Who Needs Mouth Guards?
Living with so much stress, we need to strengthen our faith and trust muscles.
A conversation with a group of friends began oddly the other day. “I grind my teeth but I never wear my mouth guard,” said one.
“You too?” I said. “I wake up every day with a headache but the mouth guard is too claustrophobic.”
“I know what you mean,” she replied while a third woman present piped up. “I also have a mouth guard and I always wear mine.”
How much stress are we all living with that our teeth are at risk, that it invades our unconscious sleep and doesn’t let go? That I wake up in the morning sometimes more tense than when I went to bed? Isn’t sleep supposed to be refreshing and rejuvenating?
Why are we living with so much stress?
There are big challenges in the world, but there always have been. Are our coping skills weaker than past generations? Are our expectations higher? (Or maybe they also ground their teeth and didn’t have the benefit of mouth guards to spare them!) And most importantly, how do we move past this?
The simple answer seems to be a relationship with the Almighty, to build our trust in God. But I was with a group of religious women. We’re supposed to have that and it clearly wasn’t working. I don’t think it’s that we don’t believe. I don’t think we’re insincere or dishonest in our beliefs. I think we haven’t internalized them on a deep emotional level.
Because of this, even our sleep isn’t truly restful. Because of this, my teeth are getting smaller and smaller every day! Because of this, I will probably end up with a very large dental bill some day!
Since I would like to avoid that (!) and would truly like to experience my trust in the Almighty on a deeper level, I need to do a little training.
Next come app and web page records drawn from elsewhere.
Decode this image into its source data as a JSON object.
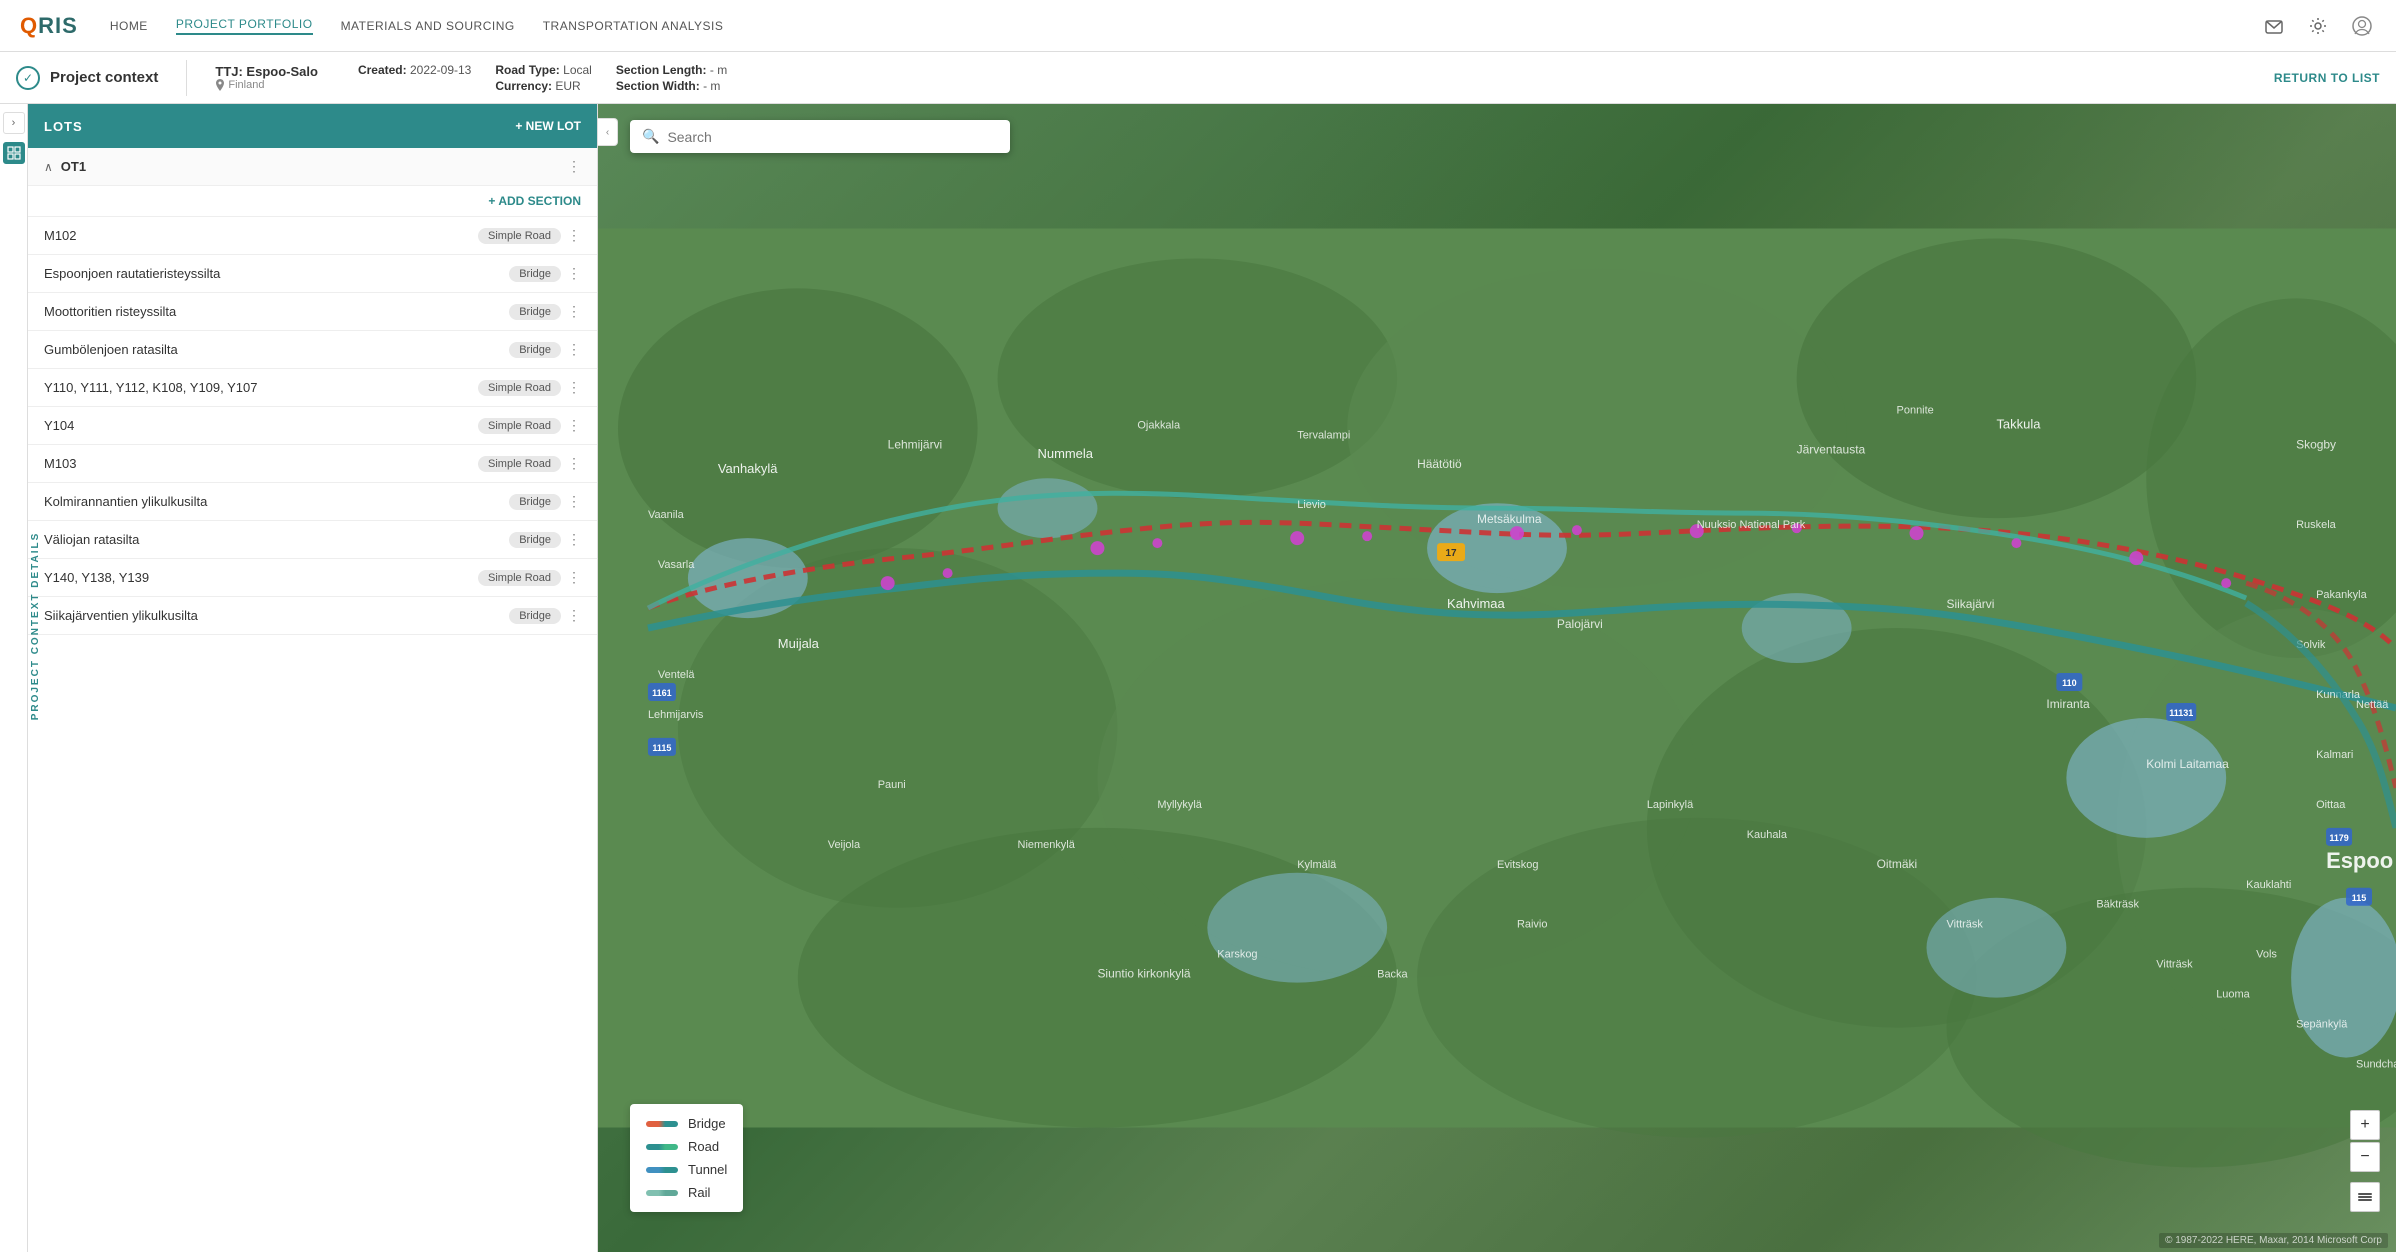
{
  "app": {
    "logo": "QRIS"
  },
  "topnav": {
    "links": [
      {
        "id": "home",
        "label": "HOME",
        "active": false
      },
      {
        "id": "project-portfolio",
        "label": "PROJECT PORTFOLIO",
        "active": true
      },
      {
        "id": "materials-sourcing",
        "label": "MATERIALS AND SOURCING",
        "active": false
      },
      {
        "id": "transportation-analysis",
        "label": "TRANSPORTATION ANALYSIS",
        "active": false
      }
    ]
  },
  "headerbar": {
    "context_label": "Project context",
    "project_name": "TTJ: Espoo-Salo",
    "project_location": "Finland",
    "created_label": "Created:",
    "created_value": "2022-09-13",
    "road_type_label": "Road Type:",
    "road_type_value": "Local",
    "currency_label": "Currency:",
    "currency_value": "EUR",
    "section_length_label": "Section Length:",
    "section_length_value": "- m",
    "section_width_label": "Section Width:",
    "section_width_value": "- m",
    "return_btn": "RETURN TO LIST"
  },
  "lots": {
    "header_label": "LOTS",
    "new_lot_label": "+ NEW LOT",
    "add_section_label": "+ ADD SECTION",
    "group_name": "OT1",
    "sections": [
      {
        "id": "m102",
        "name": "M102",
        "badge": "Simple Road"
      },
      {
        "id": "espoonjoen",
        "name": "Espoonjoen rautatieristeyssilta",
        "badge": "Bridge"
      },
      {
        "id": "moottoritien",
        "name": "Moottoritien risteyssilta",
        "badge": "Bridge"
      },
      {
        "id": "gumbolen",
        "name": "Gumbölenjoen ratasilta",
        "badge": "Bridge"
      },
      {
        "id": "y110",
        "name": "Y110, Y111, Y112, K108, Y109, Y107",
        "badge": "Simple Road"
      },
      {
        "id": "y104",
        "name": "Y104",
        "badge": "Simple Road"
      },
      {
        "id": "m103",
        "name": "M103",
        "badge": "Simple Road"
      },
      {
        "id": "kolmirannan",
        "name": "Kolmirannantien ylikulkusilta",
        "badge": "Bridge"
      },
      {
        "id": "valiojan",
        "name": "Väliojan ratasilta",
        "badge": "Bridge"
      },
      {
        "id": "y140",
        "name": "Y140, Y138, Y139",
        "badge": "Simple Road"
      },
      {
        "id": "siikajarvien",
        "name": "Siikajärventien ylikulkusilta",
        "badge": "Bridge"
      }
    ]
  },
  "sidebar": {
    "vertical_label": "PROJECT CONTEXT DETAILS"
  },
  "map": {
    "search_placeholder": "Search",
    "zoom_in": "+",
    "zoom_out": "−",
    "copyright": "© 1987-2022 HERE, Maxar, 2014 Microsoft Corp"
  },
  "legend": {
    "items": [
      {
        "id": "bridge",
        "label": "Bridge",
        "color": "#e06040"
      },
      {
        "id": "road",
        "label": "Road",
        "color": "#40a840"
      },
      {
        "id": "tunnel",
        "label": "Tunnel",
        "color": "#4090c0"
      },
      {
        "id": "rail",
        "label": "Rail",
        "color": "#80c0b0"
      }
    ]
  }
}
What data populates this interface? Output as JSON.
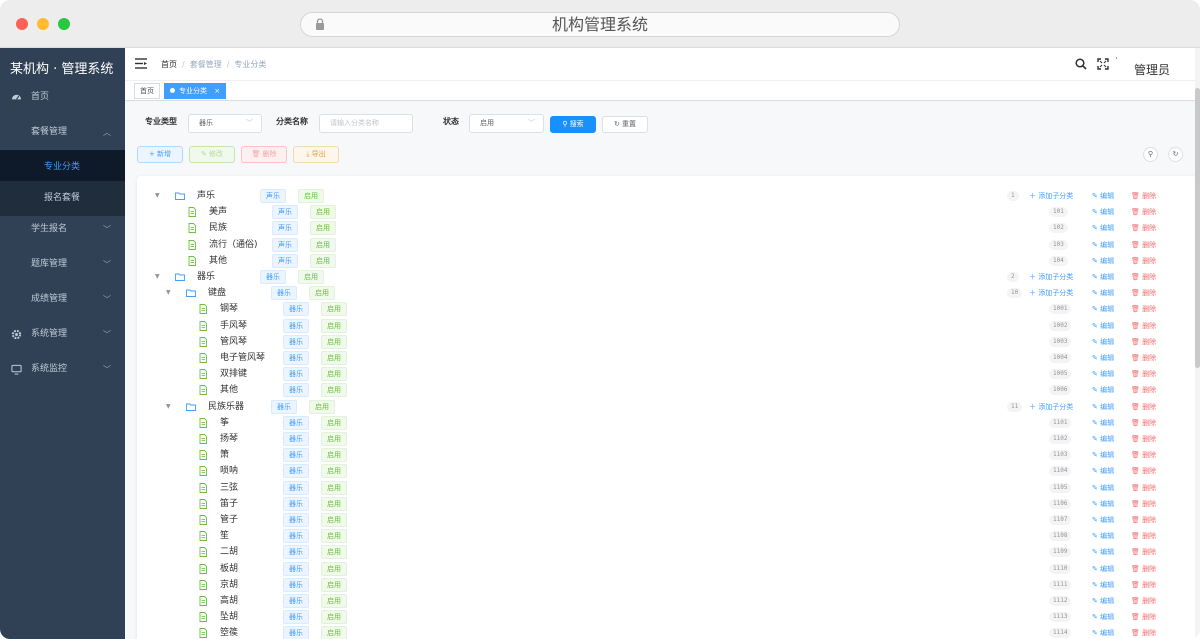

I think I’ve read almost every book out on the topic (and there are many!). I have friends who I learn with one-on-one with faith and trust as the theme. And I have a group of friends (the aforementioned ones with the tooth-grinding issues!) with whom I regularly meet to explore this issue. And yet, I’m not only not quite there, I feel like I’ve barely scratched the surface. I haven’t made that all-important transition from the intellect to the emotions.
I need to work on my faith and trust muscles. I think one of the reasons they are weak is because we usually wait until we are in a tough situation to attempt to use them. We don’t work on them in a daily fashion. At least not in the way we should, in some practical fashion.
If, God forbid, tragedy strikes, we tell ourselves “It’s all for the best” and “The Almighty has a plan” but we shouldn’t wait. We should begin to say it even for all the little things in life. That’s how it will become a habit. That’s how it will become ingrained.
When someone pulls into a parking spot ahead of us, we should say “This too is for the best.” When we’re running late and one of our children forgets his or her lunch, we should train ourselves to say “This too is for the best.” When we have to throw out a few bags of expensive romaine lettuce due to an e coli breakout, we can smile and say “This too is for the best.” When our washing machine breaks, when our guests cancelled, when our flight is delayed…thank God the opportunities for instilling trust just keep on coming! Over and over again, day in and day out, we are put in situations where we can respond with frustration or with patience. When we can achieve that desired calm reaction, we should add in “This too is for the best.”
If we say it often enough it will become second nature. If we say it often enough it will penetrate our hearts. If we say it often enough it will be our instinctive reaction to life.
Changing habits isn’t easy but just think of the benefits. We can throw our used (and not so used) mouth guards in the garbage and talk about something far more interesting with our friends.